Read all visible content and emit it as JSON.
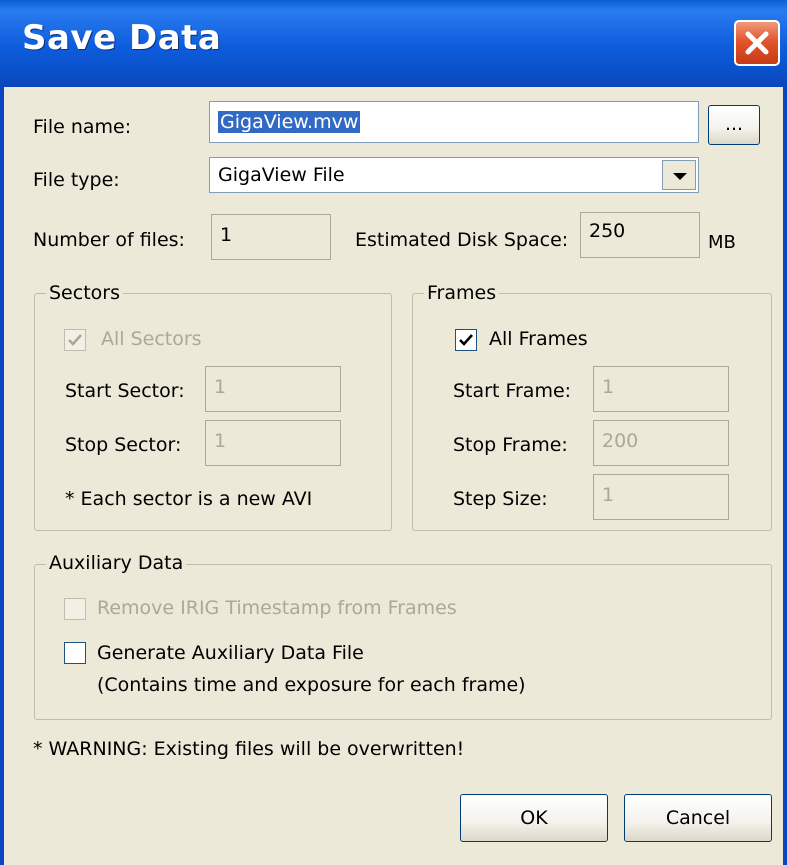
{
  "window": {
    "title": "Save Data"
  },
  "file_name": {
    "label": "File name:",
    "value": "GigaView.mvw",
    "browse_label": "..."
  },
  "file_type": {
    "label": "File type:",
    "value": "GigaView File"
  },
  "number_of_files": {
    "label": "Number of files:",
    "value": "1"
  },
  "disk_space": {
    "label": "Estimated Disk Space:",
    "value": "250",
    "unit": "MB"
  },
  "sectors": {
    "title": "Sectors",
    "all_label": "All Sectors",
    "all_checked": true,
    "start_label": "Start Sector:",
    "start_value": "1",
    "stop_label": "Stop Sector:",
    "stop_value": "1",
    "note": "* Each sector is a new AVI"
  },
  "frames": {
    "title": "Frames",
    "all_label": "All Frames",
    "all_checked": true,
    "start_label": "Start Frame:",
    "start_value": "1",
    "stop_label": "Stop Frame:",
    "stop_value": "200",
    "step_label": "Step Size:",
    "step_value": "1"
  },
  "auxiliary": {
    "title": "Auxiliary Data",
    "remove_irig_label": "Remove IRIG Timestamp from Frames",
    "remove_irig_checked": false,
    "generate_label": "Generate Auxiliary Data File",
    "generate_checked": false,
    "generate_note": "(Contains time and exposure for each frame)"
  },
  "warning": "* WARNING: Existing files will be overwritten!",
  "buttons": {
    "ok": "OK",
    "cancel": "Cancel"
  }
}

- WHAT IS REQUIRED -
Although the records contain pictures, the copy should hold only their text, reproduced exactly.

- EXERCISE SOLUTION -
Read all visible content and emit it as JSON.
{
  "window": {
    "title": "Save Data"
  },
  "file_name": {
    "label": "File name:",
    "value": "GigaView.mvw",
    "browse_label": "..."
  },
  "file_type": {
    "label": "File type:",
    "value": "GigaView File"
  },
  "number_of_files": {
    "label": "Number of files:",
    "value": "1"
  },
  "disk_space": {
    "label": "Estimated Disk Space:",
    "value": "250",
    "unit": "MB"
  },
  "sectors": {
    "title": "Sectors",
    "all_label": "All Sectors",
    "all_checked": true,
    "start_label": "Start Sector:",
    "start_value": "1",
    "stop_label": "Stop Sector:",
    "stop_value": "1",
    "note": "* Each sector is a new AVI"
  },
  "frames": {
    "title": "Frames",
    "all_label": "All Frames",
    "all_checked": true,
    "start_label": "Start Frame:",
    "start_value": "1",
    "stop_label": "Stop Frame:",
    "stop_value": "200",
    "step_label": "Step Size:",
    "step_value": "1"
  },
  "auxiliary": {
    "title": "Auxiliary Data",
    "remove_irig_label": "Remove IRIG Timestamp from Frames",
    "remove_irig_checked": false,
    "generate_label": "Generate Auxiliary Data File",
    "generate_checked": false,
    "generate_note": "(Contains time and exposure for each frame)"
  },
  "warning": "* WARNING: Existing files will be overwritten!",
  "buttons": {
    "ok": "OK",
    "cancel": "Cancel"
  }
}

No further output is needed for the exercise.